  • Travellers in their 70s are among the hostages being held in the desert, where daytime temperatures can hit 40 degrees Celsius (104 degrees Fahrenheit) even in September. The area of the kidnapping is a desert plateau famous for prehistoric cave paintings, including the "Cave of the Swimmers" featured in the 1996 film "The English Patient." Authorities only became aware of the abduction on Monday when the tour group leader phoned his wife to tell her of the ransom demand. An Egyptian security official has said the kidnappers are "most likely Chadian" after Sudan said they were Egyptians.

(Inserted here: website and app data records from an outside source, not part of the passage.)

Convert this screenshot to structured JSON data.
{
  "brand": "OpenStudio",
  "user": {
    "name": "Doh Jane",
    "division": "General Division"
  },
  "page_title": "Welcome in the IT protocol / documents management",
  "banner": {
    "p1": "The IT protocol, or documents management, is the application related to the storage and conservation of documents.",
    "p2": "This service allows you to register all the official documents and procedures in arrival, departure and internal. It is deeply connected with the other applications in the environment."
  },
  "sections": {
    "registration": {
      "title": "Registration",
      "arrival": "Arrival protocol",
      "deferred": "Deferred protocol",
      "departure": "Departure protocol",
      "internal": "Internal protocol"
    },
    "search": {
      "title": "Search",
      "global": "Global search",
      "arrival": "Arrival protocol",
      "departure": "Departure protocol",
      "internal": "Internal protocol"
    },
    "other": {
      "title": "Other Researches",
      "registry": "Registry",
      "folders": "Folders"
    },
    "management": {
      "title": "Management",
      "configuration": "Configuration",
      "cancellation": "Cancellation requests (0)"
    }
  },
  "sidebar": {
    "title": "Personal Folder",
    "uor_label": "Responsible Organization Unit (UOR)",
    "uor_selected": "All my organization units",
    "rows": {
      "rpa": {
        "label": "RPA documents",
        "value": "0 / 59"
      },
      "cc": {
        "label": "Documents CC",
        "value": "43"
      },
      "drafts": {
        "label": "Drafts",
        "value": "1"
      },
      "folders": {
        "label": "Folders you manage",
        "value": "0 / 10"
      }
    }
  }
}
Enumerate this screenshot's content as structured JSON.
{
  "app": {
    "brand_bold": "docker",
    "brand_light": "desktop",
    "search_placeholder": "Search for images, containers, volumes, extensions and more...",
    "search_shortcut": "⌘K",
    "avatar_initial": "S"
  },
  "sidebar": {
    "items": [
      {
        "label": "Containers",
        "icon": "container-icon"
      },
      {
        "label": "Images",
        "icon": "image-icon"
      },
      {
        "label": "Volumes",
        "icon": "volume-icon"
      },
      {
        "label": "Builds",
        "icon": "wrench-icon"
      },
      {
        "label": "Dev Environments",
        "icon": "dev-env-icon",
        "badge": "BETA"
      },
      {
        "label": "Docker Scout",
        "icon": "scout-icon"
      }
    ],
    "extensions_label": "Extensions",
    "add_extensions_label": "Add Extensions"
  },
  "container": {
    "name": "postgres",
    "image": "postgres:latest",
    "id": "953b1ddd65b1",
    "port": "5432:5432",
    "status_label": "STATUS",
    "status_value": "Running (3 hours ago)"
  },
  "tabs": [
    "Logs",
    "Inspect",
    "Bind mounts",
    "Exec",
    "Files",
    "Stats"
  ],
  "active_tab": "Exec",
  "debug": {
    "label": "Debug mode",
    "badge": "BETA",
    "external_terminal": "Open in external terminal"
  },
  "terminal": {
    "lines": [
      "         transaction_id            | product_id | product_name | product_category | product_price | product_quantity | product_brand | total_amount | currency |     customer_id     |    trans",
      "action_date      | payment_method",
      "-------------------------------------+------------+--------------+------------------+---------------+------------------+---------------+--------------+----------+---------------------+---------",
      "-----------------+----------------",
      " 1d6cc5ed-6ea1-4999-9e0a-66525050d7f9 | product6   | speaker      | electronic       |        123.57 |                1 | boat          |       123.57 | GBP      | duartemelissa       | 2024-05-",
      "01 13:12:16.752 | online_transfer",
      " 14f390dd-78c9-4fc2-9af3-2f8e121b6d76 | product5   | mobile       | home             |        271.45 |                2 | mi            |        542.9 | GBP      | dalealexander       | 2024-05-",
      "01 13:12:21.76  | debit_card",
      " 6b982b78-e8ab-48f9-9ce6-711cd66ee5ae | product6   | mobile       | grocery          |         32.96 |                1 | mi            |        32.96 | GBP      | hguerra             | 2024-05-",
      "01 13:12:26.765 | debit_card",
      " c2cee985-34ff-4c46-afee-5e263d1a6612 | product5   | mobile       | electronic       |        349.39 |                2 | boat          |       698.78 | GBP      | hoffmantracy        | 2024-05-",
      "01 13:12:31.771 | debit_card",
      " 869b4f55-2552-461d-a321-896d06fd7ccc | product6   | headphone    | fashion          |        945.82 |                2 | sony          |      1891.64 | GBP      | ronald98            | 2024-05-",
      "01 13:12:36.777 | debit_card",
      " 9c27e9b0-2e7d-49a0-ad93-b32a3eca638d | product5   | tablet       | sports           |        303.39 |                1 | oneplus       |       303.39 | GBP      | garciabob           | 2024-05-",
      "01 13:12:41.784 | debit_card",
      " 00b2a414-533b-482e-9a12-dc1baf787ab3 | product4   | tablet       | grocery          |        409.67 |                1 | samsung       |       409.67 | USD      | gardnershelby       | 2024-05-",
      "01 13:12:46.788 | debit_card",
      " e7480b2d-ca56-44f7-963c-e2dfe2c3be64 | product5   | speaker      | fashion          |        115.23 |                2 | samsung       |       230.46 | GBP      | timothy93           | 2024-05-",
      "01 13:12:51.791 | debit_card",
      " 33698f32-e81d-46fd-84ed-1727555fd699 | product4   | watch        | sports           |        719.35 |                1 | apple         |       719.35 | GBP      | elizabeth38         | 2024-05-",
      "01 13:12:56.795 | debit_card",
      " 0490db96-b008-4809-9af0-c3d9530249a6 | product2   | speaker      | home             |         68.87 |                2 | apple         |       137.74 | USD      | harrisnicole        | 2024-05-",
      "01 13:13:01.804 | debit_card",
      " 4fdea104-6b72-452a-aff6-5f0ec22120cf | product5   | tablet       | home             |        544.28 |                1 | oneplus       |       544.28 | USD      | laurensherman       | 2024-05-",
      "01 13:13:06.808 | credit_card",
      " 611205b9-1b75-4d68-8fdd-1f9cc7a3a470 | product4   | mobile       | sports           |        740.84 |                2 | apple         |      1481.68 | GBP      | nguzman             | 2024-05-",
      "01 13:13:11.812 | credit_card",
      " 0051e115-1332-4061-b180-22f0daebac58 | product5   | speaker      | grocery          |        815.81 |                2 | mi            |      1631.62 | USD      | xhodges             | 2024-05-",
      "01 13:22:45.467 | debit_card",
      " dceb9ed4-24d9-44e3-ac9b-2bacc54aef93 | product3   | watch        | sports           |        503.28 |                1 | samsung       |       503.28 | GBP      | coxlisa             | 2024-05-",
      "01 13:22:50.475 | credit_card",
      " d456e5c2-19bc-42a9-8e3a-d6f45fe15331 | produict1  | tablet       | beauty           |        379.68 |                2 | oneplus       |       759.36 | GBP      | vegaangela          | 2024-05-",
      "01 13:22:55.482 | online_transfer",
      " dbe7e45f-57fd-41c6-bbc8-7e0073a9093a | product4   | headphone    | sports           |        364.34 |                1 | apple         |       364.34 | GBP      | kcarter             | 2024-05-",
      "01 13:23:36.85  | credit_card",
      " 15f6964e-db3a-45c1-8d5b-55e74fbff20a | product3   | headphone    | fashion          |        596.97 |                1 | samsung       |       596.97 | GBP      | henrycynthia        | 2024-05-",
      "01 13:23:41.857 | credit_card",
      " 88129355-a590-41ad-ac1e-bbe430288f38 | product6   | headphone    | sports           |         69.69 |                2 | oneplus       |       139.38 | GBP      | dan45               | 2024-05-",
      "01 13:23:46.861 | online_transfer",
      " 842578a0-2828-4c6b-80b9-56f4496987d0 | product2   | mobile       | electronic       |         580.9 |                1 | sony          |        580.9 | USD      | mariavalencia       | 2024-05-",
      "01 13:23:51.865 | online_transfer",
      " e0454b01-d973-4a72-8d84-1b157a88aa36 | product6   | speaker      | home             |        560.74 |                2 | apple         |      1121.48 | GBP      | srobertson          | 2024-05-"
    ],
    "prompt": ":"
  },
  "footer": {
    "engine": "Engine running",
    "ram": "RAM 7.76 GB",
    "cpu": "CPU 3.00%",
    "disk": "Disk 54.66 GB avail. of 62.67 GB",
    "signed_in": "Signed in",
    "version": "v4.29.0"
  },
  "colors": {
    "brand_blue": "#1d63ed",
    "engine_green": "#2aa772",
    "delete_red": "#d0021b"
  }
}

Other officials have suggested the kidnappers rebels are from one of Sudan's war-torn Darfur region, although several rebel groups have denied this. Kidnappings of foreigners are rare in Egypt, although in 2001 an armed Egyptian held four German tourists hostage for three days in the Nile resort of Luxor, demanding that his estranged wife bring his two sons back from Germany. He freed the hostages unharmed. 11